(What to produce):
Retype the entries exactly; omit all pictures.

(Excerpts from an interface dataset):
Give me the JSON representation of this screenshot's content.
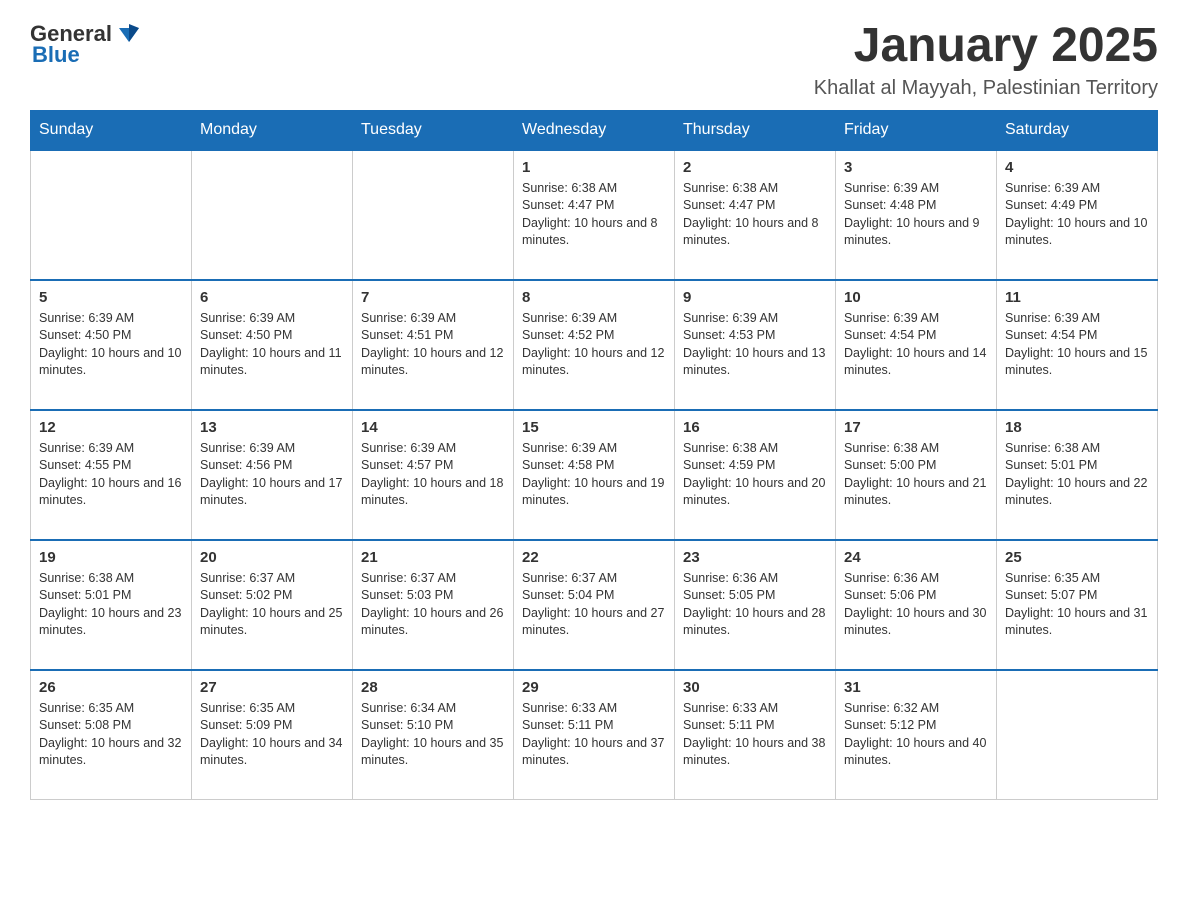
{
  "header": {
    "logo_general": "General",
    "logo_blue": "Blue",
    "month_title": "January 2025",
    "location": "Khallat al Mayyah, Palestinian Territory"
  },
  "weekdays": [
    "Sunday",
    "Monday",
    "Tuesday",
    "Wednesday",
    "Thursday",
    "Friday",
    "Saturday"
  ],
  "weeks": [
    [
      {
        "day": "",
        "info": ""
      },
      {
        "day": "",
        "info": ""
      },
      {
        "day": "",
        "info": ""
      },
      {
        "day": "1",
        "info": "Sunrise: 6:38 AM\nSunset: 4:47 PM\nDaylight: 10 hours and 8 minutes."
      },
      {
        "day": "2",
        "info": "Sunrise: 6:38 AM\nSunset: 4:47 PM\nDaylight: 10 hours and 8 minutes."
      },
      {
        "day": "3",
        "info": "Sunrise: 6:39 AM\nSunset: 4:48 PM\nDaylight: 10 hours and 9 minutes."
      },
      {
        "day": "4",
        "info": "Sunrise: 6:39 AM\nSunset: 4:49 PM\nDaylight: 10 hours and 10 minutes."
      }
    ],
    [
      {
        "day": "5",
        "info": "Sunrise: 6:39 AM\nSunset: 4:50 PM\nDaylight: 10 hours and 10 minutes."
      },
      {
        "day": "6",
        "info": "Sunrise: 6:39 AM\nSunset: 4:50 PM\nDaylight: 10 hours and 11 minutes."
      },
      {
        "day": "7",
        "info": "Sunrise: 6:39 AM\nSunset: 4:51 PM\nDaylight: 10 hours and 12 minutes."
      },
      {
        "day": "8",
        "info": "Sunrise: 6:39 AM\nSunset: 4:52 PM\nDaylight: 10 hours and 12 minutes."
      },
      {
        "day": "9",
        "info": "Sunrise: 6:39 AM\nSunset: 4:53 PM\nDaylight: 10 hours and 13 minutes."
      },
      {
        "day": "10",
        "info": "Sunrise: 6:39 AM\nSunset: 4:54 PM\nDaylight: 10 hours and 14 minutes."
      },
      {
        "day": "11",
        "info": "Sunrise: 6:39 AM\nSunset: 4:54 PM\nDaylight: 10 hours and 15 minutes."
      }
    ],
    [
      {
        "day": "12",
        "info": "Sunrise: 6:39 AM\nSunset: 4:55 PM\nDaylight: 10 hours and 16 minutes."
      },
      {
        "day": "13",
        "info": "Sunrise: 6:39 AM\nSunset: 4:56 PM\nDaylight: 10 hours and 17 minutes."
      },
      {
        "day": "14",
        "info": "Sunrise: 6:39 AM\nSunset: 4:57 PM\nDaylight: 10 hours and 18 minutes."
      },
      {
        "day": "15",
        "info": "Sunrise: 6:39 AM\nSunset: 4:58 PM\nDaylight: 10 hours and 19 minutes."
      },
      {
        "day": "16",
        "info": "Sunrise: 6:38 AM\nSunset: 4:59 PM\nDaylight: 10 hours and 20 minutes."
      },
      {
        "day": "17",
        "info": "Sunrise: 6:38 AM\nSunset: 5:00 PM\nDaylight: 10 hours and 21 minutes."
      },
      {
        "day": "18",
        "info": "Sunrise: 6:38 AM\nSunset: 5:01 PM\nDaylight: 10 hours and 22 minutes."
      }
    ],
    [
      {
        "day": "19",
        "info": "Sunrise: 6:38 AM\nSunset: 5:01 PM\nDaylight: 10 hours and 23 minutes."
      },
      {
        "day": "20",
        "info": "Sunrise: 6:37 AM\nSunset: 5:02 PM\nDaylight: 10 hours and 25 minutes."
      },
      {
        "day": "21",
        "info": "Sunrise: 6:37 AM\nSunset: 5:03 PM\nDaylight: 10 hours and 26 minutes."
      },
      {
        "day": "22",
        "info": "Sunrise: 6:37 AM\nSunset: 5:04 PM\nDaylight: 10 hours and 27 minutes."
      },
      {
        "day": "23",
        "info": "Sunrise: 6:36 AM\nSunset: 5:05 PM\nDaylight: 10 hours and 28 minutes."
      },
      {
        "day": "24",
        "info": "Sunrise: 6:36 AM\nSunset: 5:06 PM\nDaylight: 10 hours and 30 minutes."
      },
      {
        "day": "25",
        "info": "Sunrise: 6:35 AM\nSunset: 5:07 PM\nDaylight: 10 hours and 31 minutes."
      }
    ],
    [
      {
        "day": "26",
        "info": "Sunrise: 6:35 AM\nSunset: 5:08 PM\nDaylight: 10 hours and 32 minutes."
      },
      {
        "day": "27",
        "info": "Sunrise: 6:35 AM\nSunset: 5:09 PM\nDaylight: 10 hours and 34 minutes."
      },
      {
        "day": "28",
        "info": "Sunrise: 6:34 AM\nSunset: 5:10 PM\nDaylight: 10 hours and 35 minutes."
      },
      {
        "day": "29",
        "info": "Sunrise: 6:33 AM\nSunset: 5:11 PM\nDaylight: 10 hours and 37 minutes."
      },
      {
        "day": "30",
        "info": "Sunrise: 6:33 AM\nSunset: 5:11 PM\nDaylight: 10 hours and 38 minutes."
      },
      {
        "day": "31",
        "info": "Sunrise: 6:32 AM\nSunset: 5:12 PM\nDaylight: 10 hours and 40 minutes."
      },
      {
        "day": "",
        "info": ""
      }
    ]
  ]
}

(Solution to this exercise):
Give me the JSON representation of this screenshot's content.
{
  "header": {
    "logo_general": "General",
    "logo_blue": "Blue",
    "month_title": "January 2025",
    "location": "Khallat al Mayyah, Palestinian Territory"
  },
  "weekdays": [
    "Sunday",
    "Monday",
    "Tuesday",
    "Wednesday",
    "Thursday",
    "Friday",
    "Saturday"
  ],
  "weeks": [
    [
      {
        "day": "",
        "info": ""
      },
      {
        "day": "",
        "info": ""
      },
      {
        "day": "",
        "info": ""
      },
      {
        "day": "1",
        "info": "Sunrise: 6:38 AM\nSunset: 4:47 PM\nDaylight: 10 hours and 8 minutes."
      },
      {
        "day": "2",
        "info": "Sunrise: 6:38 AM\nSunset: 4:47 PM\nDaylight: 10 hours and 8 minutes."
      },
      {
        "day": "3",
        "info": "Sunrise: 6:39 AM\nSunset: 4:48 PM\nDaylight: 10 hours and 9 minutes."
      },
      {
        "day": "4",
        "info": "Sunrise: 6:39 AM\nSunset: 4:49 PM\nDaylight: 10 hours and 10 minutes."
      }
    ],
    [
      {
        "day": "5",
        "info": "Sunrise: 6:39 AM\nSunset: 4:50 PM\nDaylight: 10 hours and 10 minutes."
      },
      {
        "day": "6",
        "info": "Sunrise: 6:39 AM\nSunset: 4:50 PM\nDaylight: 10 hours and 11 minutes."
      },
      {
        "day": "7",
        "info": "Sunrise: 6:39 AM\nSunset: 4:51 PM\nDaylight: 10 hours and 12 minutes."
      },
      {
        "day": "8",
        "info": "Sunrise: 6:39 AM\nSunset: 4:52 PM\nDaylight: 10 hours and 12 minutes."
      },
      {
        "day": "9",
        "info": "Sunrise: 6:39 AM\nSunset: 4:53 PM\nDaylight: 10 hours and 13 minutes."
      },
      {
        "day": "10",
        "info": "Sunrise: 6:39 AM\nSunset: 4:54 PM\nDaylight: 10 hours and 14 minutes."
      },
      {
        "day": "11",
        "info": "Sunrise: 6:39 AM\nSunset: 4:54 PM\nDaylight: 10 hours and 15 minutes."
      }
    ],
    [
      {
        "day": "12",
        "info": "Sunrise: 6:39 AM\nSunset: 4:55 PM\nDaylight: 10 hours and 16 minutes."
      },
      {
        "day": "13",
        "info": "Sunrise: 6:39 AM\nSunset: 4:56 PM\nDaylight: 10 hours and 17 minutes."
      },
      {
        "day": "14",
        "info": "Sunrise: 6:39 AM\nSunset: 4:57 PM\nDaylight: 10 hours and 18 minutes."
      },
      {
        "day": "15",
        "info": "Sunrise: 6:39 AM\nSunset: 4:58 PM\nDaylight: 10 hours and 19 minutes."
      },
      {
        "day": "16",
        "info": "Sunrise: 6:38 AM\nSunset: 4:59 PM\nDaylight: 10 hours and 20 minutes."
      },
      {
        "day": "17",
        "info": "Sunrise: 6:38 AM\nSunset: 5:00 PM\nDaylight: 10 hours and 21 minutes."
      },
      {
        "day": "18",
        "info": "Sunrise: 6:38 AM\nSunset: 5:01 PM\nDaylight: 10 hours and 22 minutes."
      }
    ],
    [
      {
        "day": "19",
        "info": "Sunrise: 6:38 AM\nSunset: 5:01 PM\nDaylight: 10 hours and 23 minutes."
      },
      {
        "day": "20",
        "info": "Sunrise: 6:37 AM\nSunset: 5:02 PM\nDaylight: 10 hours and 25 minutes."
      },
      {
        "day": "21",
        "info": "Sunrise: 6:37 AM\nSunset: 5:03 PM\nDaylight: 10 hours and 26 minutes."
      },
      {
        "day": "22",
        "info": "Sunrise: 6:37 AM\nSunset: 5:04 PM\nDaylight: 10 hours and 27 minutes."
      },
      {
        "day": "23",
        "info": "Sunrise: 6:36 AM\nSunset: 5:05 PM\nDaylight: 10 hours and 28 minutes."
      },
      {
        "day": "24",
        "info": "Sunrise: 6:36 AM\nSunset: 5:06 PM\nDaylight: 10 hours and 30 minutes."
      },
      {
        "day": "25",
        "info": "Sunrise: 6:35 AM\nSunset: 5:07 PM\nDaylight: 10 hours and 31 minutes."
      }
    ],
    [
      {
        "day": "26",
        "info": "Sunrise: 6:35 AM\nSunset: 5:08 PM\nDaylight: 10 hours and 32 minutes."
      },
      {
        "day": "27",
        "info": "Sunrise: 6:35 AM\nSunset: 5:09 PM\nDaylight: 10 hours and 34 minutes."
      },
      {
        "day": "28",
        "info": "Sunrise: 6:34 AM\nSunset: 5:10 PM\nDaylight: 10 hours and 35 minutes."
      },
      {
        "day": "29",
        "info": "Sunrise: 6:33 AM\nSunset: 5:11 PM\nDaylight: 10 hours and 37 minutes."
      },
      {
        "day": "30",
        "info": "Sunrise: 6:33 AM\nSunset: 5:11 PM\nDaylight: 10 hours and 38 minutes."
      },
      {
        "day": "31",
        "info": "Sunrise: 6:32 AM\nSunset: 5:12 PM\nDaylight: 10 hours and 40 minutes."
      },
      {
        "day": "",
        "info": ""
      }
    ]
  ]
}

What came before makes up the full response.